It’s now been two years since Tesla revealed the Cybertruck, and during that time other automakers have launched electric pickup trucks with features the Tesla lacks, meaning for once Tesla is the one in catch-up mode.
In response, Tesla plans to offer a new range-topping version of the Cybertruck sporting four individually controlled electric motors, and four-wheel steering.
The information was announced last week by Tesla CEO Elon Musk, who in his usual style, took to Twitter to reply to a post about the Cybertruck no longer being listed as an available model on Tesla’s website.
Initial production will be 4 motor variant, with independent, ultra fast response torque control of each wheel
— Elon Musk (@elonmusk) December 3, 2021
The new R1T pickup from electric-vehicle startup Rivian offers four electric motors, while GMC’s Hummer EV only offers up to three motors but features all-wheel steering. The steering system is what makes the Hummer’s diagonally moving function, known as the Crab Mode, possible, and Musk in a subsequent Twitter post said the Cybertruck will offer similar functionality.
Rivian is developing its own Tank Turn feature for the R1T that, under the right conditions, will be able to turn the vehicle on the spot—a full 360 degrees—by spinning the left and right wheels in opposite directions. No other company has announced plans for something similar yet, though.
At the Cybertruck’s reveal, Musk said the pickup would offer battery options for over 250 miles, over 300 miles, and over 500 miles, with prices starting at $39,900, $49,900 and $69,900, respectively. The base model was to have a single rear motor, while the mid-range model was to have dual-motor all-wheel drive. The previous range-topper was to have a tri-motor setup. It isn’t clear how Tesla will rearrange the lineup now that a quad-motor setup is planned.

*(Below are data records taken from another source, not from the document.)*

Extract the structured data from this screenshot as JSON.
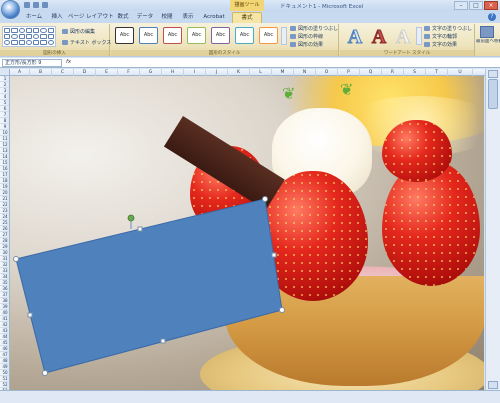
{
  "window": {
    "context_tab_group": "描画ツール",
    "title": "ドキュメント1 - Microsoft Excel"
  },
  "tabs": [
    "ホーム",
    "挿入",
    "ページ レイアウト",
    "数式",
    "データ",
    "校閲",
    "表示",
    "Acrobat",
    "書式"
  ],
  "active_tab": "書式",
  "ribbon": {
    "insert_shapes": {
      "label": "図形の挿入",
      "edit_shape": "図形の編集",
      "text_box": "テキスト ボックス"
    },
    "shape_styles": {
      "label": "図形のスタイル",
      "sample_text": "Abc",
      "fill": "図形の塗りつぶし",
      "outline": "図形の枠線",
      "effects": "図形の効果"
    },
    "wordart_styles": {
      "label": "ワードアート スタイル",
      "sample": "A",
      "text_fill": "文字の塗りつぶし",
      "text_outline": "文字の輪郭",
      "text_effects": "文字の効果"
    },
    "arrange": {
      "bring_front": "最前面へ移動"
    }
  },
  "formula_bar": {
    "name_box": "正方形/長方形 9",
    "fx": "fx"
  },
  "columns": [
    "A",
    "B",
    "C",
    "D",
    "E",
    "F",
    "G",
    "H",
    "I",
    "J",
    "K",
    "L",
    "M",
    "N",
    "O",
    "P",
    "Q",
    "R",
    "S",
    "T",
    "U"
  ],
  "rows": [
    "1",
    "2",
    "3",
    "4",
    "5",
    "6",
    "7",
    "8",
    "9",
    "10",
    "11",
    "12",
    "13",
    "14",
    "15",
    "16",
    "17",
    "18",
    "19",
    "20",
    "21",
    "22",
    "23",
    "24",
    "25",
    "26",
    "27",
    "28",
    "29",
    "30",
    "31",
    "32",
    "33",
    "34",
    "35",
    "36",
    "37",
    "38",
    "39",
    "40",
    "41",
    "42",
    "43",
    "44",
    "45",
    "46",
    "47",
    "48",
    "49",
    "50",
    "51",
    "52",
    "53"
  ],
  "colors": {
    "shape_fill": "#4f81bd",
    "selection_handle": "#6aa84f",
    "active_tab": "#f5e6a8"
  }
}
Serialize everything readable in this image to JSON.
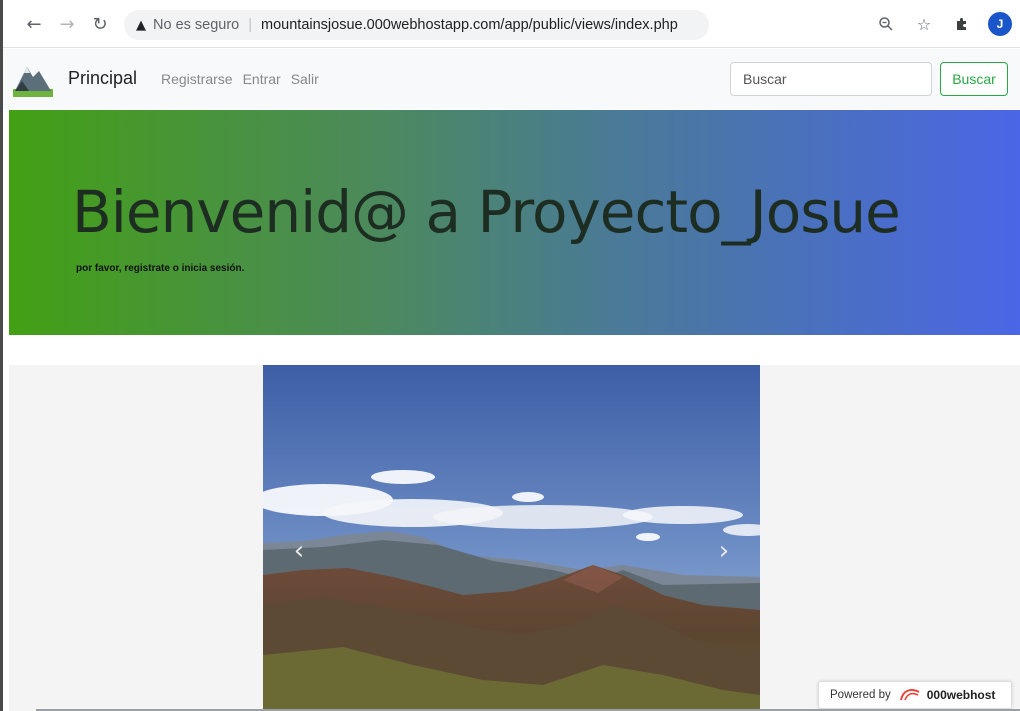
{
  "browser": {
    "security_label": "No es seguro",
    "url": "mountainsjosue.000webhostapp.com/app/public/views/index.php",
    "avatar_initial": "J"
  },
  "navbar": {
    "brand": "Principal",
    "links": [
      "Registrarse",
      "Entrar",
      "Salir"
    ],
    "search_placeholder": "Buscar",
    "search_button": "Buscar"
  },
  "hero": {
    "title": "Bienvenid@ a Proyecto_Josue",
    "subtitle": "por favor, registrate o inicia sesión."
  },
  "carousel": {
    "prev_icon": "chevron-left-icon",
    "next_icon": "chevron-right-icon"
  },
  "badge": {
    "prefix": "Powered by",
    "brand": "000webhost"
  },
  "colors": {
    "hero_start": "#43a014",
    "hero_end": "#4b66e6",
    "search_button": "#28a745"
  }
}
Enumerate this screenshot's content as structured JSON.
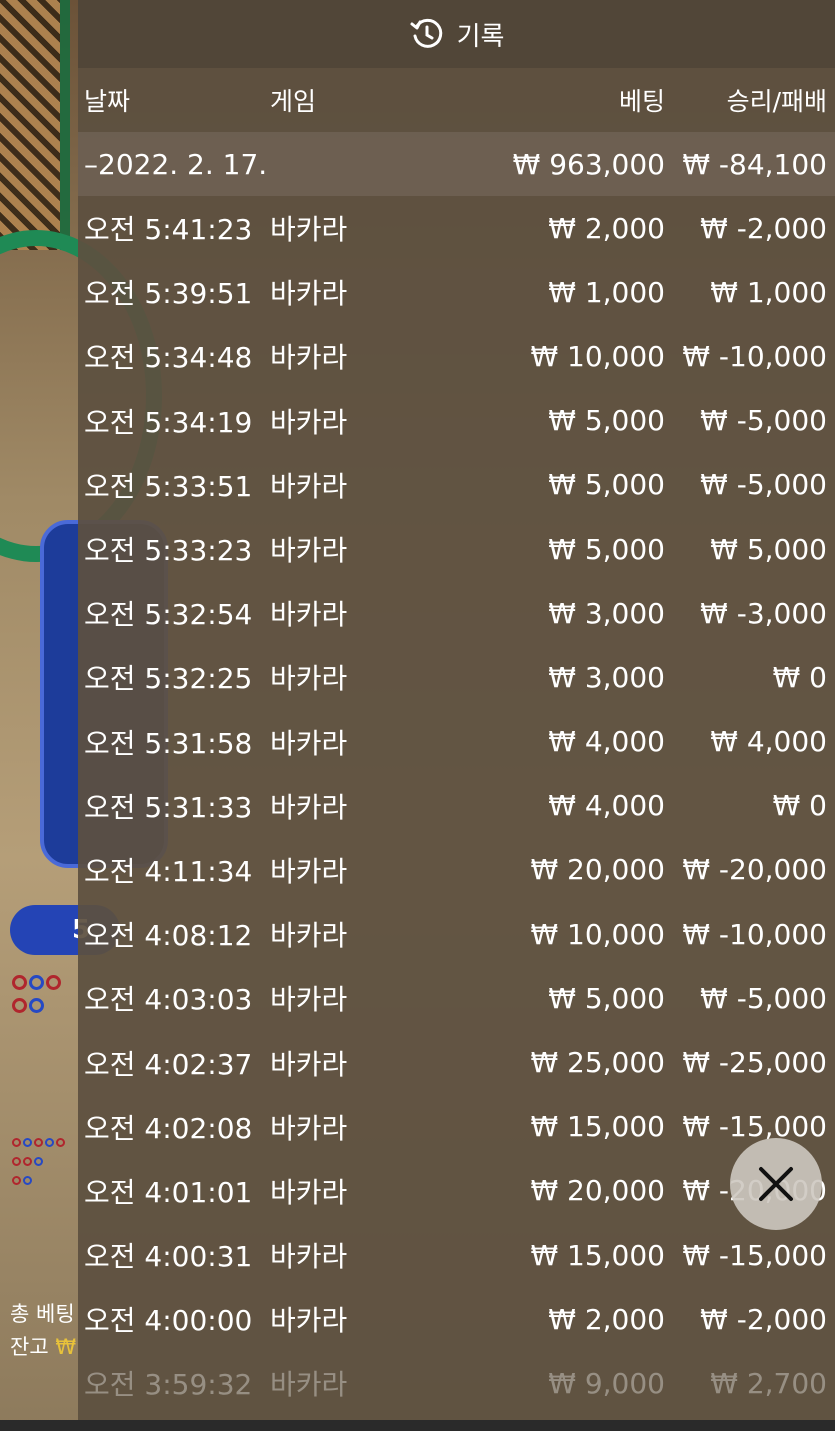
{
  "header": {
    "title": "기록"
  },
  "columns": {
    "date": "날짜",
    "game": "게임",
    "bet": "베팅",
    "result": "승리/패배"
  },
  "summary": {
    "date": "–2022. 2. 17.",
    "bet": "₩ 963,000",
    "result": "₩ -84,100"
  },
  "rows": [
    {
      "time": "오전 5:41:23",
      "game": "바카라",
      "bet": "₩ 2,000",
      "result": "₩ -2,000"
    },
    {
      "time": "오전 5:39:51",
      "game": "바카라",
      "bet": "₩ 1,000",
      "result": "₩ 1,000"
    },
    {
      "time": "오전 5:34:48",
      "game": "바카라",
      "bet": "₩ 10,000",
      "result": "₩ -10,000"
    },
    {
      "time": "오전 5:34:19",
      "game": "바카라",
      "bet": "₩ 5,000",
      "result": "₩ -5,000"
    },
    {
      "time": "오전 5:33:51",
      "game": "바카라",
      "bet": "₩ 5,000",
      "result": "₩ -5,000"
    },
    {
      "time": "오전 5:33:23",
      "game": "바카라",
      "bet": "₩ 5,000",
      "result": "₩ 5,000"
    },
    {
      "time": "오전 5:32:54",
      "game": "바카라",
      "bet": "₩ 3,000",
      "result": "₩ -3,000"
    },
    {
      "time": "오전 5:32:25",
      "game": "바카라",
      "bet": "₩ 3,000",
      "result": "₩ 0"
    },
    {
      "time": "오전 5:31:58",
      "game": "바카라",
      "bet": "₩ 4,000",
      "result": "₩ 4,000"
    },
    {
      "time": "오전 5:31:33",
      "game": "바카라",
      "bet": "₩ 4,000",
      "result": "₩ 0"
    },
    {
      "time": "오전 4:11:34",
      "game": "바카라",
      "bet": "₩ 20,000",
      "result": "₩ -20,000"
    },
    {
      "time": "오전 4:08:12",
      "game": "바카라",
      "bet": "₩ 10,000",
      "result": "₩ -10,000"
    },
    {
      "time": "오전 4:03:03",
      "game": "바카라",
      "bet": "₩ 5,000",
      "result": "₩ -5,000"
    },
    {
      "time": "오전 4:02:37",
      "game": "바카라",
      "bet": "₩ 25,000",
      "result": "₩ -25,000"
    },
    {
      "time": "오전 4:02:08",
      "game": "바카라",
      "bet": "₩ 15,000",
      "result": "₩ -15,000"
    },
    {
      "time": "오전 4:01:01",
      "game": "바카라",
      "bet": "₩ 20,000",
      "result": "₩ -20,000"
    },
    {
      "time": "오전 4:00:31",
      "game": "바카라",
      "bet": "₩ 15,000",
      "result": "₩ -15,000"
    },
    {
      "time": "오전 4:00:00",
      "game": "바카라",
      "bet": "₩ 2,000",
      "result": "₩ -2,000"
    },
    {
      "time": "오전 3:59:32",
      "game": "바카라",
      "bet": "₩ 9,000",
      "result": "₩ 2,700"
    }
  ],
  "background": {
    "pill_text": "5",
    "total_bet_label": "총 베팅",
    "balance_label": "잔고",
    "balance_prefix": "₩"
  },
  "icons": {
    "history": "history-clock-icon",
    "close": "close-icon"
  }
}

Cybertruck production was originally due to start at a new plant in Texas in late 2021, though Tesla in July said production would only start after Model Y production is up and running at the Texas plant.
Tesla confirmed in September that Cybertruck production has been delayed to late 2022. The company also said at that time that production of the redesigned Roadster would be pushed back to 2023.
More details on the company’s product pipeline are due during an earnings call in January.